* Exercise brief: Show all lines containing "that" from the data below.

-------- Data for the task --------

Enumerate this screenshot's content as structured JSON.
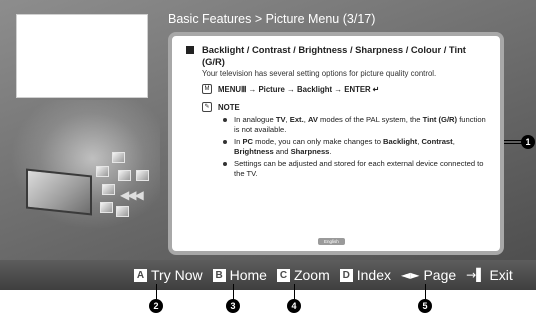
{
  "breadcrumb": "Basic Features > Picture Menu (3/17)",
  "content": {
    "title": "Backlight / Contrast / Brightness / Sharpness / Colour / Tint (G/R)",
    "description": "Your television has several setting options for picture quality control.",
    "menu_icon_text": "M",
    "menu_path": "MENUⅢ → Picture → Backlight → ENTER",
    "enter_glyph": "↵",
    "note_icon_text": "✎",
    "note_label": "NOTE",
    "notes": [
      {
        "pre": "In analogue ",
        "b1": "TV",
        "m1": ", ",
        "b2": "Ext.",
        "m2": ", ",
        "b3": "AV",
        "m3": " modes of the PAL system, the ",
        "b4": "Tint (G/R)",
        "post": " function is not available."
      },
      {
        "pre": "In ",
        "b1": "PC",
        "m1": " mode, you can only make changes to ",
        "b2": "Backlight",
        "m2": ", ",
        "b3": "Contrast",
        "m3": ", ",
        "b4": "Brightness",
        "m4": " and ",
        "b5": "Sharpness",
        "post": "."
      },
      {
        "text": "Settings can be adjusted and stored for each external device connected to the TV."
      }
    ],
    "language_tag": "English"
  },
  "nav": {
    "left": "◄",
    "right": "►"
  },
  "bottom_bar": {
    "try_now": {
      "key": "A",
      "label": "Try Now"
    },
    "home": {
      "key": "B",
      "label": "Home"
    },
    "zoom": {
      "key": "C",
      "label": "Zoom"
    },
    "index": {
      "key": "D",
      "label": "Index"
    },
    "page": {
      "glyph": "◄►",
      "label": "Page"
    },
    "exit": {
      "glyph": "→▌",
      "label": "Exit"
    }
  },
  "callouts": [
    "1",
    "2",
    "3",
    "4",
    "5"
  ],
  "colors": {
    "screen_bg": "#6f6f6f",
    "panel_border": "#a8a8a8",
    "bar_bg": "#4a4a4a",
    "callout": "#000000"
  }
}
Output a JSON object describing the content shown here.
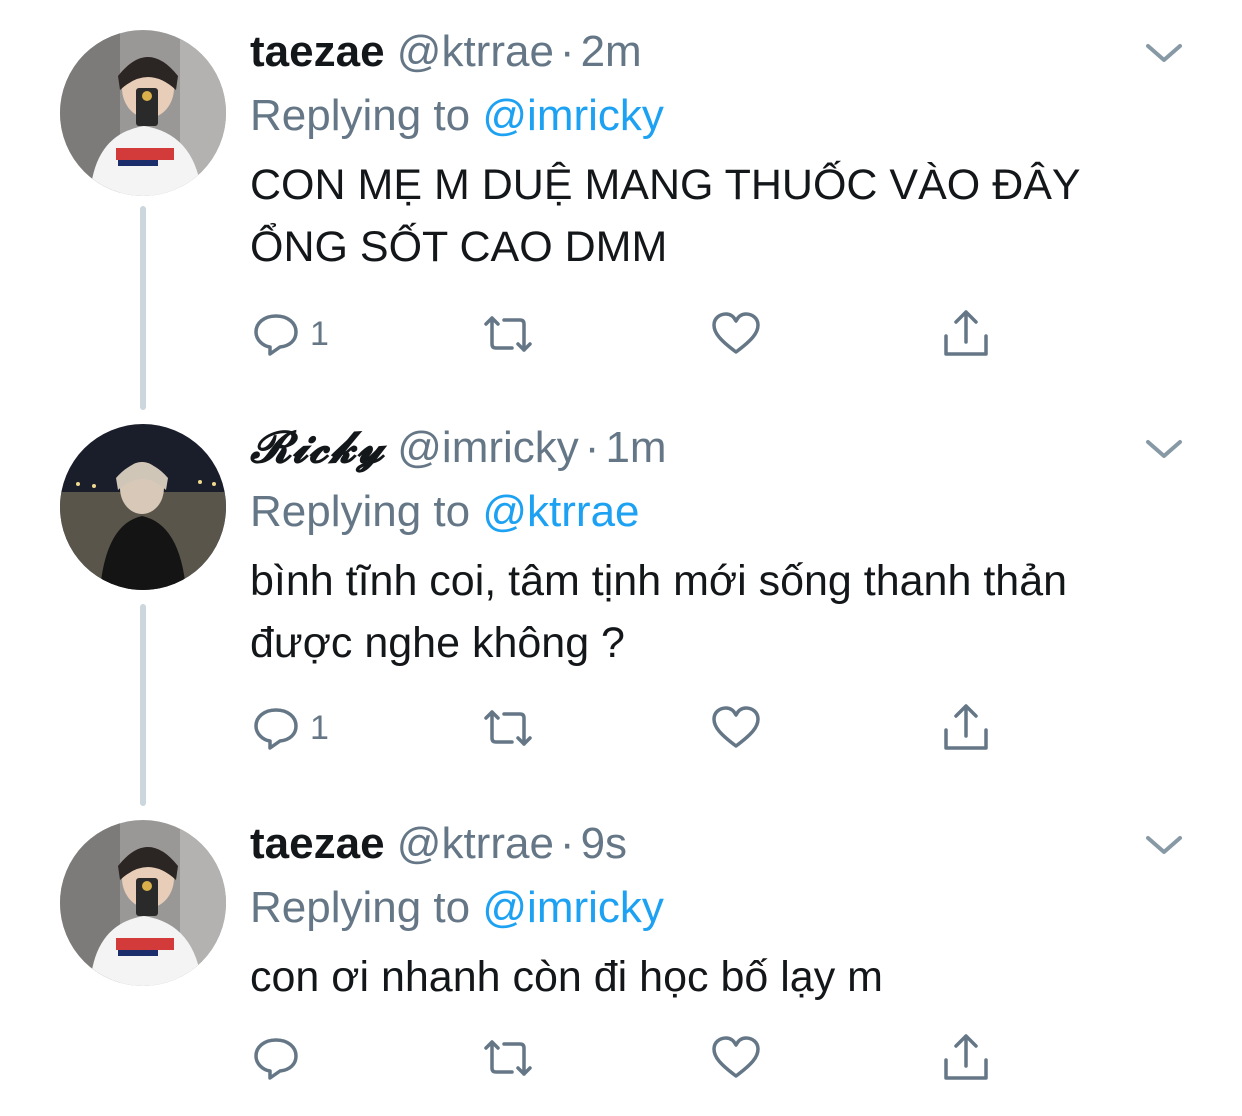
{
  "colors": {
    "link": "#1da1f2",
    "muted": "#657786",
    "text": "#14171a",
    "thread_line": "#ccd6dd"
  },
  "tweets": [
    {
      "name": "taezae",
      "handle": "@ktrrae",
      "dot": "·",
      "time": "2m",
      "replying_prefix": "Replying to",
      "replying_to": "@imricky",
      "text_lines": [
        "CON MẸ M DUỆ MANG THUỐC VÀO ĐÂY",
        "ỔNG SỐT CAO DMM"
      ],
      "reply_count": "1",
      "icons": [
        "reply-icon",
        "retweet-icon",
        "like-icon",
        "share-icon",
        "chevron-down-icon"
      ]
    },
    {
      "name": "𝓡𝓲𝓬𝓴𝔂",
      "handle": "@imricky",
      "dot": "·",
      "time": "1m",
      "replying_prefix": "Replying to",
      "replying_to": "@ktrrae",
      "text_lines": [
        "bình tĩnh coi, tâm tịnh mới sống thanh thản",
        "được nghe không ?"
      ],
      "reply_count": "1",
      "icons": [
        "reply-icon",
        "retweet-icon",
        "like-icon",
        "share-icon",
        "chevron-down-icon"
      ]
    },
    {
      "name": "taezae",
      "handle": "@ktrrae",
      "dot": "·",
      "time": "9s",
      "replying_prefix": "Replying to",
      "replying_to": "@imricky",
      "text_lines": [
        "con ơi nhanh còn đi học bố lạy m"
      ],
      "reply_count": "",
      "icons": [
        "reply-icon",
        "retweet-icon",
        "like-icon",
        "share-icon",
        "chevron-down-icon"
      ]
    }
  ]
}
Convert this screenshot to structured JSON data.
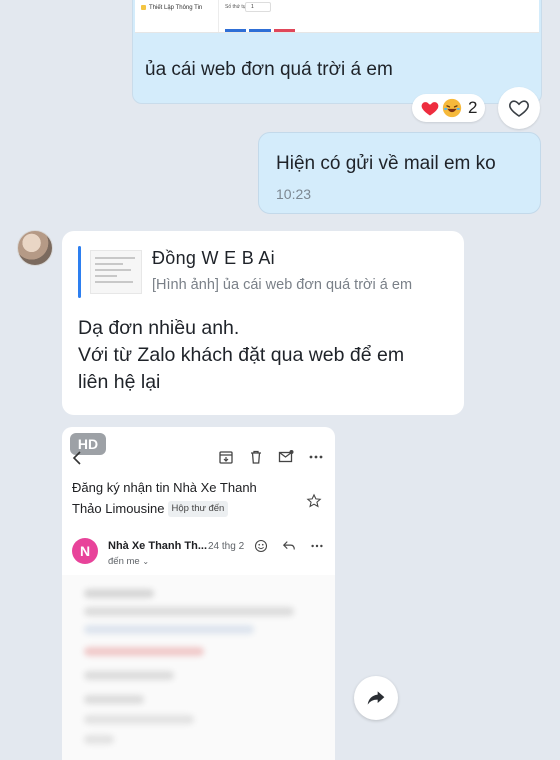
{
  "top_bubble": {
    "screenshot": {
      "side_label": "Thiết Lập Thông Tin",
      "field_label": "Số thứ tự",
      "field_value": "1"
    },
    "text": "ủa cái web đơn quá trời á em",
    "reactions": {
      "icons": [
        "heart-emoji",
        "laughing-emoji"
      ],
      "count": "2"
    }
  },
  "outgoing_message": {
    "text": "Hiện có gửi về mail em ko",
    "time": "10:23"
  },
  "reply_message": {
    "quote": {
      "sender": "Đồng W E B Ai",
      "snippet": "[Hình ảnh] ủa cái web đơn quá trời á em"
    },
    "lines": [
      "Dạ đơn nhiều anh.",
      "Với từ Zalo khách đặt qua web để em",
      "liên hệ lại"
    ]
  },
  "email_image": {
    "badge": "HD",
    "subject_line1": "Đăng ký nhận tin Nhà Xe Thanh",
    "subject_line2": "Thảo Limousine",
    "folder_tag": "Hộp thư đến",
    "sender_initial": "N",
    "sender_name": "Nhà Xe Thanh Th...",
    "date": "24 thg 2",
    "recipient": "đến me",
    "avatar_color": "#e8439a"
  },
  "colors": {
    "background": "#e3e8ef",
    "outgoing_bubble": "#d4ecfb",
    "incoming_bubble": "#ffffff",
    "quote_accent": "#2d7ff0"
  }
}
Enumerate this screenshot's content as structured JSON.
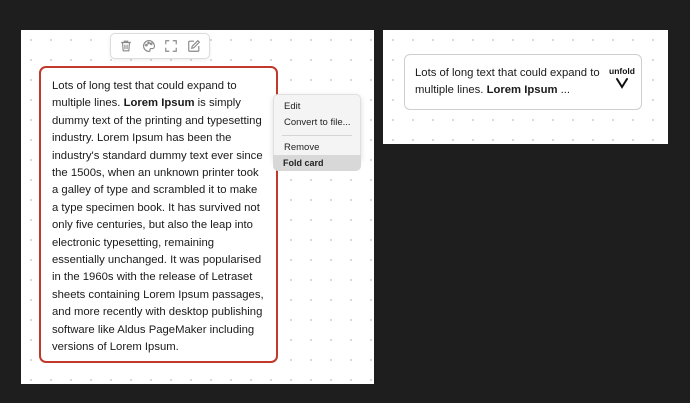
{
  "toolbar": {
    "icons": [
      "trash-icon",
      "palette-icon",
      "fullscreen-icon",
      "edit-icon"
    ]
  },
  "card": {
    "text_1": "Lots of long test that could expand to multiple lines. ",
    "bold": "Lorem Ipsum",
    "text_2": " is simply dummy text of the printing and typesetting industry. Lorem Ipsum has been the industry's standard dummy text ever since the 1500s, when an unknown printer took a galley of type and scrambled it to make a type specimen book. It has survived not only five centuries, but also the leap into electronic typesetting, remaining essentially unchanged. It was popularised in the 1960s with the release of Letraset sheets containing Lorem Ipsum passages, and more recently with desktop publishing software like Aldus PageMaker including versions of Lorem Ipsum.",
    "border_color": "#c0392b"
  },
  "context_menu": {
    "edit": "Edit",
    "convert": "Convert to file...",
    "remove": "Remove",
    "fold": "Fold card"
  },
  "folded_card": {
    "text_1": "Lots of long text that could expand to multiple lines. ",
    "bold": "Lorem Ipsum",
    "text_2": " ...",
    "unfold_label": "unfold"
  }
}
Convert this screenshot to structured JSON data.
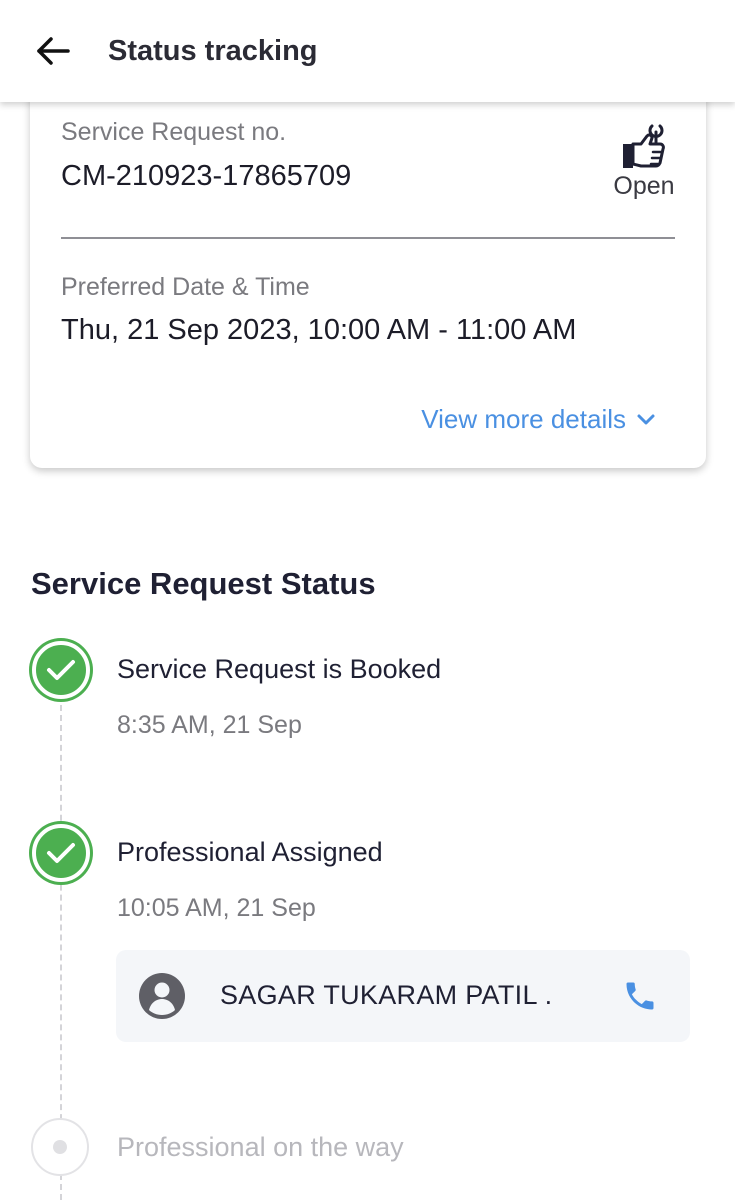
{
  "header": {
    "title": "Status tracking",
    "back_icon": "arrow-left-icon"
  },
  "request_card": {
    "sr_label": "Service Request no.",
    "sr_number": "CM-210923-17865709",
    "status_icon": "thumbs-up-wrench-icon",
    "status_text": "Open",
    "date_label": "Preferred Date & Time",
    "date_value": "Thu, 21 Sep 2023, 10:00 AM - 11:00 AM",
    "view_more_label": "View more details"
  },
  "status_section": {
    "title": "Service Request Status",
    "steps": [
      {
        "title": "Service Request is Booked",
        "time": "8:35 AM, 21 Sep",
        "state": "done"
      },
      {
        "title": "Professional Assigned",
        "time": "10:05 AM, 21 Sep",
        "state": "done"
      },
      {
        "title": "Professional on the way",
        "time": "",
        "state": "pending"
      }
    ],
    "professional": {
      "name": "SAGAR TUKARAM PATIL .",
      "avatar_icon": "person-circle-icon",
      "call_icon": "phone-icon"
    }
  },
  "colors": {
    "accent_blue": "#4a90e2",
    "success_green": "#4caf50",
    "text_dark": "#1f2033",
    "text_muted": "#7a7a7f"
  }
}
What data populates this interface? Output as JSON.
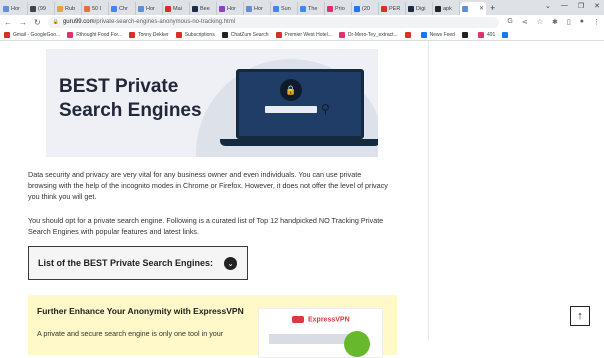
{
  "browser": {
    "tabs": [
      {
        "label": "Hor",
        "color": "#5f8fd6"
      },
      {
        "label": "(99",
        "color": "#444444"
      },
      {
        "label": "Rub",
        "color": "#e8a33d"
      },
      {
        "label": "50 I",
        "color": "#e8703d"
      },
      {
        "label": "Chr",
        "color": "#4285f4"
      },
      {
        "label": "Hor",
        "color": "#5f8fd6"
      },
      {
        "label": "Mai",
        "color": "#d93025"
      },
      {
        "label": "Bee",
        "color": "#1d2b44"
      },
      {
        "label": "Hor",
        "color": "#8a3fd1"
      },
      {
        "label": "Hor",
        "color": "#5f8fd6"
      },
      {
        "label": "Sun",
        "color": "#4285f4"
      },
      {
        "label": "The",
        "color": "#4285f4"
      },
      {
        "label": "Prio",
        "color": "#e1306c"
      },
      {
        "label": "(20",
        "color": "#1877f2"
      },
      {
        "label": "PER",
        "color": "#d93025"
      },
      {
        "label": "Digi",
        "color": "#1f2a44"
      },
      {
        "label": "apk",
        "color": "#222222"
      },
      {
        "label": "",
        "color": "#5f8fd6",
        "active": true
      }
    ],
    "new_tab_label": "+",
    "url_host": "guru99.com",
    "url_path": "/private-search-engines-anonymous-no-tracking.html",
    "bookmarks": [
      {
        "label": "Gmail - GoogleGoo...",
        "color": "#d93025"
      },
      {
        "label": "Rthought Food For...",
        "color": "#e1306c"
      },
      {
        "label": "Tonny Dekker",
        "color": "#d93025"
      },
      {
        "label": "Subscriptions",
        "color": "#d93025"
      },
      {
        "label": "ChatZum Search",
        "color": "#222222"
      },
      {
        "label": "Premier West Hotel...",
        "color": "#d93025"
      },
      {
        "label": "Dr-Mero-Tey_extract...",
        "color": "#e1306c"
      },
      {
        "label": "",
        "color": "#d93025"
      },
      {
        "label": "News Feed",
        "color": "#1877f2"
      },
      {
        "label": "",
        "color": "#222222"
      },
      {
        "label": "491",
        "color": "#e1306c"
      },
      {
        "label": "",
        "color": "#1877f2"
      }
    ]
  },
  "article": {
    "hero_title_line1": "BEST Private",
    "hero_title_line2": "Search Engines",
    "paragraph1": "Data security and privacy are very vital for any business owner and even individuals. You can use private browsing with the help of the incognito modes in Chrome or Firefox. However, it does not offer the level of privacy you think you will get.",
    "paragraph2": "You should opt for a private search engine. Following is a curated list of Top 12 handpicked NO Tracking Private Search Engines with popular features and latest links.",
    "toc_label": "List of the BEST Private Search Engines:",
    "promo_title": "Further Enhance Your Anonymity with ExpressVPN",
    "promo_text": "A private and secure search engine is only one tool in your",
    "vpn_brand": "ExpressVPN"
  }
}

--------

* Solution for this task:
    "text_1": "Lots of long test that could expand to multiple lines. ",
    "text_1": "Lots of long text that could expand to multiple lines. ",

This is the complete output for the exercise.